*SOURCE RECORDS:*
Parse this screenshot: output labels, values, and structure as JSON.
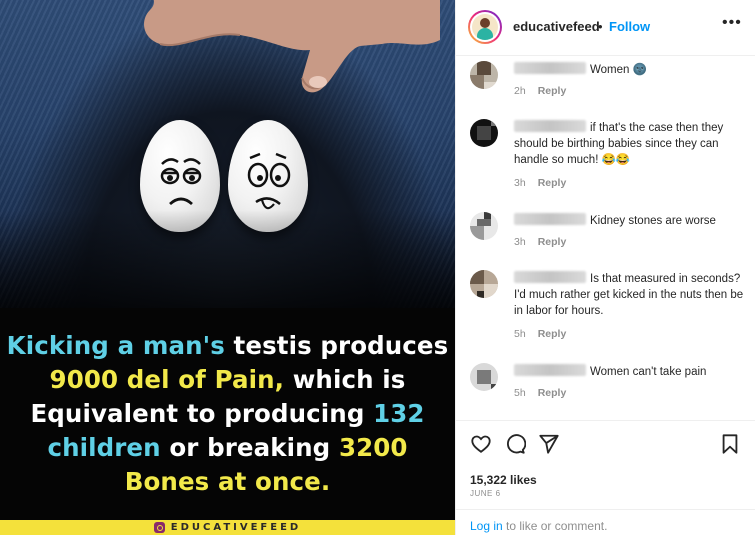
{
  "post": {
    "caption_lines": [
      [
        {
          "t": "Kicking a man's ",
          "c": "cyan"
        },
        {
          "t": "testis produces",
          "c": "white"
        }
      ],
      [
        {
          "t": "9000 del of Pain, ",
          "c": "yellow"
        },
        {
          "t": "which is",
          "c": "white"
        }
      ],
      [
        {
          "t": "Equivalent to producing ",
          "c": "white"
        },
        {
          "t": "132",
          "c": "cyan"
        }
      ],
      [
        {
          "t": "children ",
          "c": "cyan"
        },
        {
          "t": "or breaking ",
          "c": "white"
        },
        {
          "t": "3200",
          "c": "yellow"
        }
      ],
      [
        {
          "t": "Bones at once.",
          "c": "yellow"
        }
      ]
    ],
    "brand_text": "EDUCATIVEFEED"
  },
  "header": {
    "username": "educativefeed",
    "separator": "•",
    "follow_label": "Follow",
    "more_label": "•••"
  },
  "comments": [
    {
      "text": "Women 🌚",
      "time": "2h",
      "reply": "Reply"
    },
    {
      "text": "if that's the case then they should be birthing babies since they can handle so much! 😂😂",
      "time": "3h",
      "reply": "Reply"
    },
    {
      "text": "Kidney stones are worse",
      "time": "3h",
      "reply": "Reply"
    },
    {
      "text": "Is that measured in seconds? I'd much rather get kicked in the nuts then be in labor for hours.",
      "time": "5h",
      "reply": "Reply"
    },
    {
      "text": "Women can't take pain",
      "time": "5h",
      "reply": "Reply"
    }
  ],
  "actions": {
    "likes": "15,322 likes",
    "date": "JUNE 6",
    "login_link": "Log in",
    "login_rest": " to like or comment."
  },
  "colors": {
    "cyan": "#5fd0e6",
    "yellow": "#f2e94a",
    "link": "#0095f6",
    "muted": "#8e8e8e"
  }
}
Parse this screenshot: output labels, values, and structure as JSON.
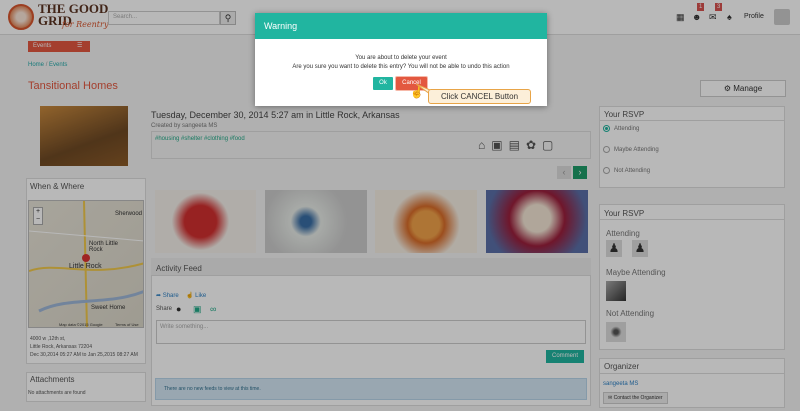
{
  "header": {
    "logo_text_line1": "THE GOOD",
    "logo_text_line2": "GRID",
    "logo_tagline": "for Reentry",
    "search_placeholder": "Search...",
    "badge_people": "1",
    "badge_mail": "3",
    "profile_label": "Profile"
  },
  "nav": {
    "events_button": "Events",
    "breadcrumb_home": "Home",
    "breadcrumb_sep": "/",
    "breadcrumb_events": "Events"
  },
  "page": {
    "title": "Tansitional Homes",
    "manage_button": "Manage"
  },
  "event": {
    "title": "Tuesday, December 30, 2014 5:27 am in Little Rock, Arkansas",
    "created_by": "Created by sangeeta MS",
    "tags": "#housing #shelter #clothing #food"
  },
  "when_where": {
    "heading": "When & Where",
    "address1": "4000 w ,12th st,",
    "address2": "Little Rock, Arkansas 72204",
    "dates": "Dec 30,2014 05:27 AM to Jan 25,2015 08:27 AM",
    "map_labels": [
      "Sherwood",
      "North Little Rock",
      "Little Rock",
      "Sweet Home"
    ],
    "map_attribution": "Map data ©2015 Google",
    "map_terms": "Terms of Use"
  },
  "attachments": {
    "heading": "Attachments",
    "empty": "No attachments are found"
  },
  "activity": {
    "heading": "Activity Feed",
    "share_link": "Share",
    "like_link": "Like",
    "share_label": "Share",
    "textarea_placeholder": "Write something...",
    "comment_button": "Comment",
    "no_feeds": "There are no new feeds to view at this time."
  },
  "rsvp1": {
    "heading": "Your RSVP",
    "options": [
      "Attending",
      "Maybe Attending",
      "Not Attending"
    ]
  },
  "rsvp2": {
    "heading": "Your RSVP",
    "attending": "Attending",
    "maybe": "Maybe Attending",
    "not": "Not Attending"
  },
  "organizer": {
    "heading": "Organizer",
    "name": "sangeeta MS",
    "contact_button": "Contact the Organizer"
  },
  "modal": {
    "title": "Warning",
    "line1": "You are about to delete your event",
    "line2": "Are you sure you want to delete this entry? You will not be able to undo this action",
    "ok_button": "Ok",
    "cancel_button": "Cancel"
  },
  "callout": "Click CANCEL Button",
  "colors": {
    "accent_teal": "#21b5a0",
    "accent_red": "#e35840"
  }
}
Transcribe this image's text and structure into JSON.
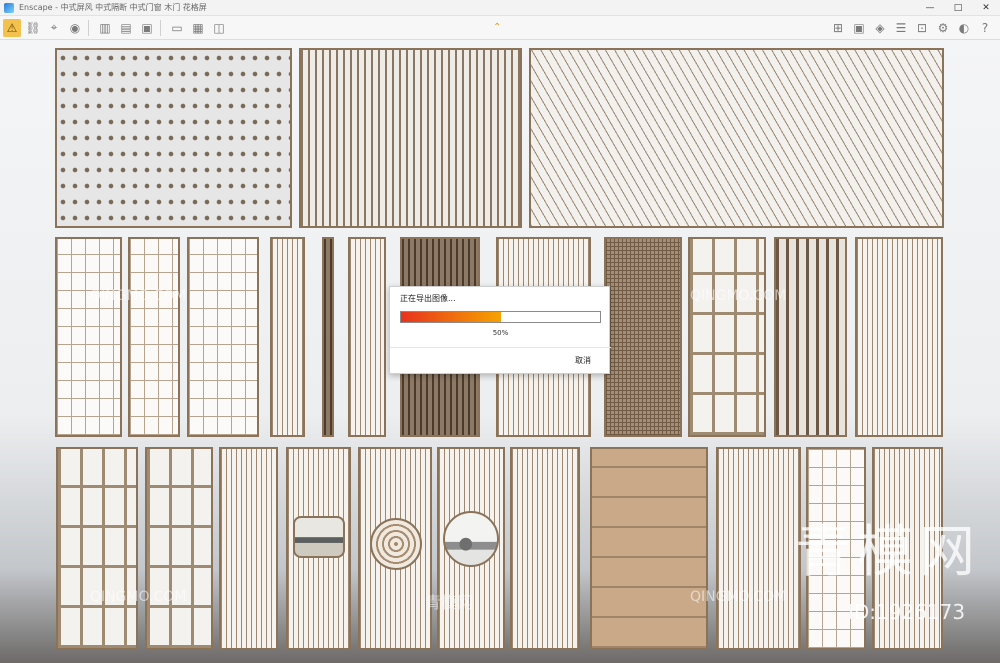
{
  "window": {
    "app_name": "Enscape",
    "title": "Enscape - 中式屏风 中式隔断 中式门窗 木门 花格屏",
    "controls": {
      "minimize": "—",
      "maximize": "□",
      "close": "✕"
    }
  },
  "toolbar": {
    "left_icons": [
      "warning-icon",
      "link-icon",
      "map-pin-icon",
      "camera-icon",
      "building-icon",
      "film-icon",
      "image-icon",
      "folder-icon",
      "export-icon",
      "settings-icon",
      "view-icon"
    ],
    "right_icons": [
      "grid-icon",
      "panel-icon",
      "cube-icon",
      "layers-icon",
      "asset-icon",
      "settings-icon",
      "user-icon",
      "help-icon"
    ],
    "help_label": "?",
    "collapse_arrow": "⌃"
  },
  "watermarks": {
    "brand_cn": "青模网",
    "site": "QINGMO.COM",
    "id_label": "ID:1926173"
  },
  "dialog": {
    "title": "正在导出图像...",
    "progress_percent": 50,
    "progress_label": "50%",
    "cancel_label": "取消",
    "accent": "#f6a200"
  }
}
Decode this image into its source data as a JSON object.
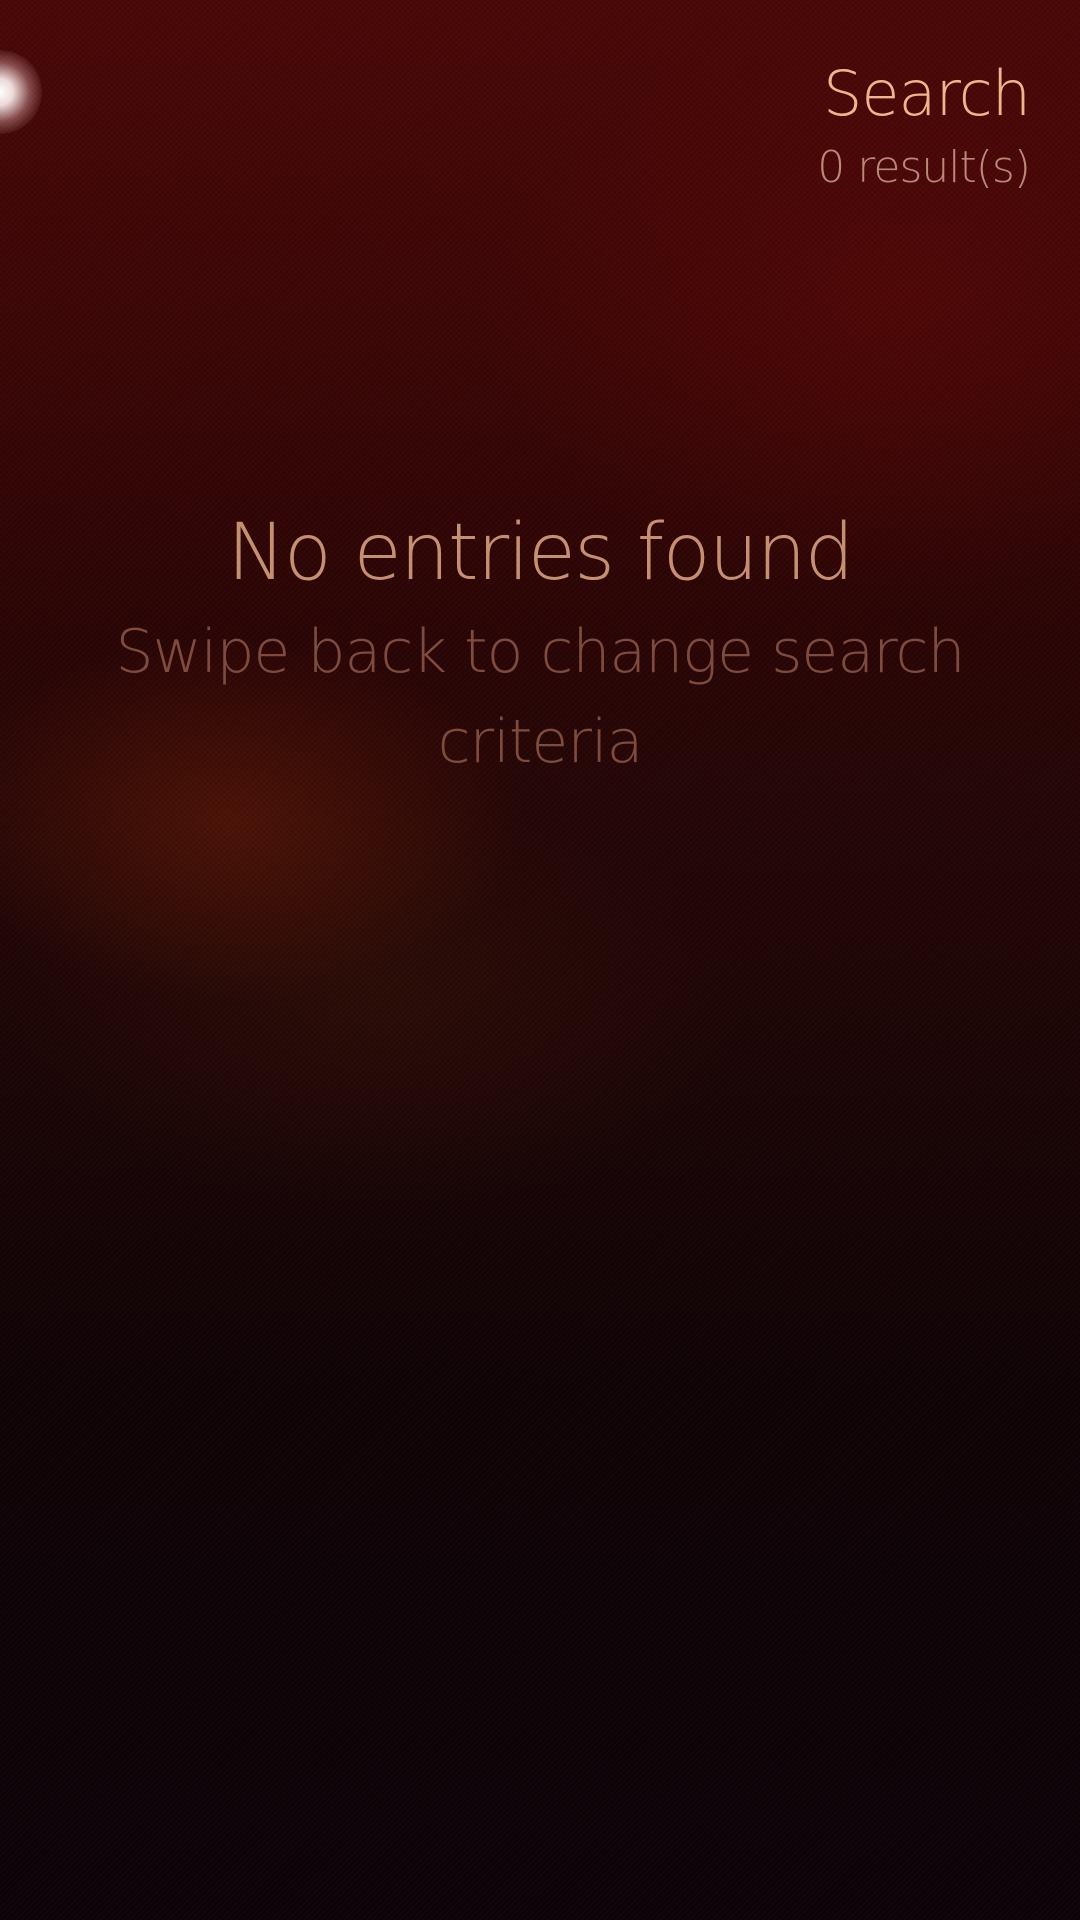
{
  "header": {
    "title": "Search",
    "subtitle": "0 result(s)"
  },
  "placeholder": {
    "text": "No entries found",
    "hint": "Swipe back to change search criteria"
  },
  "colors": {
    "highlight": "#f2b48d",
    "secondary": "#b98a78",
    "placeholder_text": "#c58f72",
    "placeholder_hint": "#7d4c3e",
    "background_top": "#4a0808",
    "background_bottom": "#0c0308"
  }
}
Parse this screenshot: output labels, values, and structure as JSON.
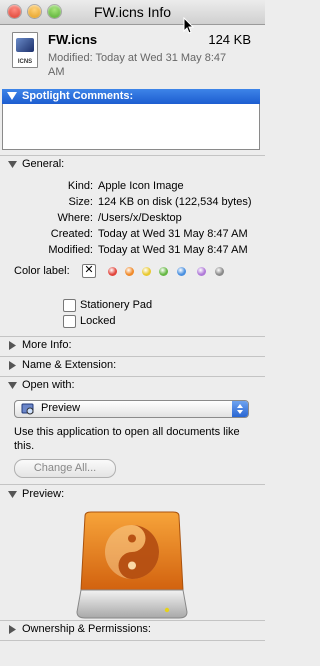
{
  "window": {
    "title": "FW.icns Info"
  },
  "header": {
    "icon_label": "ICNS",
    "filename": "FW.icns",
    "size": "124 KB",
    "modified": "Modified: Today at Wed 31 May 8:47 AM"
  },
  "spotlight": {
    "label": "Spotlight Comments:",
    "text": ""
  },
  "general": {
    "label": "General:",
    "rows": [
      {
        "key": "Kind:",
        "value": "Apple Icon Image"
      },
      {
        "key": "Size:",
        "value": "124 KB on disk (122,534 bytes)"
      },
      {
        "key": "Where:",
        "value": "/Users/x/Desktop"
      },
      {
        "key": "Created:",
        "value": "Today at Wed 31 May 8:47 AM"
      },
      {
        "key": "Modified:",
        "value": "Today at Wed 31 May 8:47 AM"
      }
    ],
    "color_label": "Color label:",
    "label_colors": [
      "#e2453c",
      "#f08a2a",
      "#e9c930",
      "#66b844",
      "#4a90e0",
      "#b07ad8",
      "#8a8a8a"
    ],
    "stationery_label": "Stationery Pad",
    "locked_label": "Locked"
  },
  "more_info": {
    "label": "More Info:"
  },
  "name_ext": {
    "label": "Name & Extension:"
  },
  "open_with": {
    "label": "Open with:",
    "app": "Preview",
    "description": "Use this application to open all documents like this.",
    "change_all": "Change All..."
  },
  "preview": {
    "label": "Preview:"
  },
  "ownership": {
    "label": "Ownership & Permissions:"
  }
}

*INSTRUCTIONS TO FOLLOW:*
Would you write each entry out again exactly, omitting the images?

*SOLVED PROBLEM:*
Parse this screenshot: output labels, values, and structure as JSON.
{
  "post": {
    "caption_lines": [
      [
        {
          "t": "Kicking a man's ",
          "c": "cyan"
        },
        {
          "t": "testis produces",
          "c": "white"
        }
      ],
      [
        {
          "t": "9000 del of Pain, ",
          "c": "yellow"
        },
        {
          "t": "which is",
          "c": "white"
        }
      ],
      [
        {
          "t": "Equivalent to producing ",
          "c": "white"
        },
        {
          "t": "132",
          "c": "cyan"
        }
      ],
      [
        {
          "t": "children ",
          "c": "cyan"
        },
        {
          "t": "or breaking ",
          "c": "white"
        },
        {
          "t": "3200",
          "c": "yellow"
        }
      ],
      [
        {
          "t": "Bones at once.",
          "c": "yellow"
        }
      ]
    ],
    "brand_text": "EDUCATIVEFEED"
  },
  "header": {
    "username": "educativefeed",
    "separator": "•",
    "follow_label": "Follow",
    "more_label": "•••"
  },
  "comments": [
    {
      "text": "Women 🌚",
      "time": "2h",
      "reply": "Reply"
    },
    {
      "text": "if that's the case then they should be birthing babies since they can handle so much! 😂😂",
      "time": "3h",
      "reply": "Reply"
    },
    {
      "text": "Kidney stones are worse",
      "time": "3h",
      "reply": "Reply"
    },
    {
      "text": "Is that measured in seconds? I'd much rather get kicked in the nuts then be in labor for hours.",
      "time": "5h",
      "reply": "Reply"
    },
    {
      "text": "Women can't take pain",
      "time": "5h",
      "reply": "Reply"
    }
  ],
  "actions": {
    "likes": "15,322 likes",
    "date": "JUNE 6",
    "login_link": "Log in",
    "login_rest": " to like or comment."
  },
  "colors": {
    "cyan": "#5fd0e6",
    "yellow": "#f2e94a",
    "link": "#0095f6",
    "muted": "#8e8e8e"
  }
}
Parse this screenshot: output labels, values, and structure as JSON.
{
  "header": {
    "logo_text_line1": "THE GOOD",
    "logo_text_line2": "GRID",
    "logo_tagline": "for Reentry",
    "search_placeholder": "Search...",
    "badge_people": "1",
    "badge_mail": "3",
    "profile_label": "Profile"
  },
  "nav": {
    "events_button": "Events",
    "breadcrumb_home": "Home",
    "breadcrumb_sep": "/",
    "breadcrumb_events": "Events"
  },
  "page": {
    "title": "Tansitional Homes",
    "manage_button": "Manage"
  },
  "event": {
    "title": "Tuesday, December 30, 2014 5:27 am in Little Rock, Arkansas",
    "created_by": "Created by sangeeta MS",
    "tags": "#housing #shelter #clothing #food"
  },
  "when_where": {
    "heading": "When & Where",
    "address1": "4000 w ,12th st,",
    "address2": "Little Rock, Arkansas 72204",
    "dates": "Dec 30,2014 05:27 AM to Jan 25,2015 08:27 AM",
    "map_labels": [
      "Sherwood",
      "North Little Rock",
      "Little Rock",
      "Sweet Home"
    ],
    "map_attribution": "Map data ©2015 Google",
    "map_terms": "Terms of Use"
  },
  "attachments": {
    "heading": "Attachments",
    "empty": "No attachments are found"
  },
  "activity": {
    "heading": "Activity Feed",
    "share_link": "Share",
    "like_link": "Like",
    "share_label": "Share",
    "textarea_placeholder": "Write something...",
    "comment_button": "Comment",
    "no_feeds": "There are no new feeds to view at this time."
  },
  "rsvp1": {
    "heading": "Your RSVP",
    "options": [
      "Attending",
      "Maybe Attending",
      "Not Attending"
    ]
  },
  "rsvp2": {
    "heading": "Your RSVP",
    "attending": "Attending",
    "maybe": "Maybe Attending",
    "not": "Not Attending"
  },
  "organizer": {
    "heading": "Organizer",
    "name": "sangeeta MS",
    "contact_button": "Contact the Organizer"
  },
  "modal": {
    "title": "Warning",
    "line1": "You are about to delete your event",
    "line2": "Are you sure you want to delete this entry? You will not be able to undo this action",
    "ok_button": "Ok",
    "cancel_button": "Cancel"
  },
  "callout": "Click CANCEL Button",
  "colors": {
    "accent_teal": "#21b5a0",
    "accent_red": "#e35840"
  }
}
Transcribe this image's text and structure into JSON.
{
  "window": {
    "app_name": "Enscape",
    "title": "Enscape - 中式屏风 中式隔断 中式门窗 木门 花格屏",
    "controls": {
      "minimize": "—",
      "maximize": "□",
      "close": "✕"
    }
  },
  "toolbar": {
    "left_icons": [
      "warning-icon",
      "link-icon",
      "map-pin-icon",
      "camera-icon",
      "building-icon",
      "film-icon",
      "image-icon",
      "folder-icon",
      "export-icon",
      "settings-icon",
      "view-icon"
    ],
    "right_icons": [
      "grid-icon",
      "panel-icon",
      "cube-icon",
      "layers-icon",
      "asset-icon",
      "settings-icon",
      "user-icon",
      "help-icon"
    ],
    "help_label": "?",
    "collapse_arrow": "⌃"
  },
  "watermarks": {
    "brand_cn": "青模网",
    "site": "QINGMO.COM",
    "id_label": "ID:1926173"
  },
  "dialog": {
    "title": "正在导出图像...",
    "progress_percent": 50,
    "progress_label": "50%",
    "cancel_label": "取消",
    "accent": "#f6a200"
  }
}
Decode this image into its source data as a JSON object.
{
  "header": {
    "title": "Search",
    "subtitle": "0 result(s)"
  },
  "placeholder": {
    "text": "No entries found",
    "hint": "Swipe back to change search criteria"
  },
  "colors": {
    "highlight": "#f2b48d",
    "secondary": "#b98a78",
    "placeholder_text": "#c58f72",
    "placeholder_hint": "#7d4c3e",
    "background_top": "#4a0808",
    "background_bottom": "#0c0308"
  }
}
Parse this screenshot: output labels, values, and structure as JSON.
{
  "window": {
    "title": "FW.icns Info"
  },
  "header": {
    "icon_label": "ICNS",
    "filename": "FW.icns",
    "size": "124 KB",
    "modified": "Modified: Today at Wed 31 May 8:47 AM"
  },
  "spotlight": {
    "label": "Spotlight Comments:",
    "text": ""
  },
  "general": {
    "label": "General:",
    "rows": [
      {
        "key": "Kind:",
        "value": "Apple Icon Image"
      },
      {
        "key": "Size:",
        "value": "124 KB on disk (122,534 bytes)"
      },
      {
        "key": "Where:",
        "value": "/Users/x/Desktop"
      },
      {
        "key": "Created:",
        "value": "Today at Wed 31 May 8:47 AM"
      },
      {
        "key": "Modified:",
        "value": "Today at Wed 31 May 8:47 AM"
      }
    ],
    "color_label": "Color label:",
    "label_colors": [
      "#e2453c",
      "#f08a2a",
      "#e9c930",
      "#66b844",
      "#4a90e0",
      "#b07ad8",
      "#8a8a8a"
    ],
    "stationery_label": "Stationery Pad",
    "locked_label": "Locked"
  },
  "more_info": {
    "label": "More Info:"
  },
  "name_ext": {
    "label": "Name & Extension:"
  },
  "open_with": {
    "label": "Open with:",
    "app": "Preview",
    "description": "Use this application to open all documents like this.",
    "change_all": "Change All..."
  },
  "preview": {
    "label": "Preview:"
  },
  "ownership": {
    "label": "Ownership & Permissions:"
  }
}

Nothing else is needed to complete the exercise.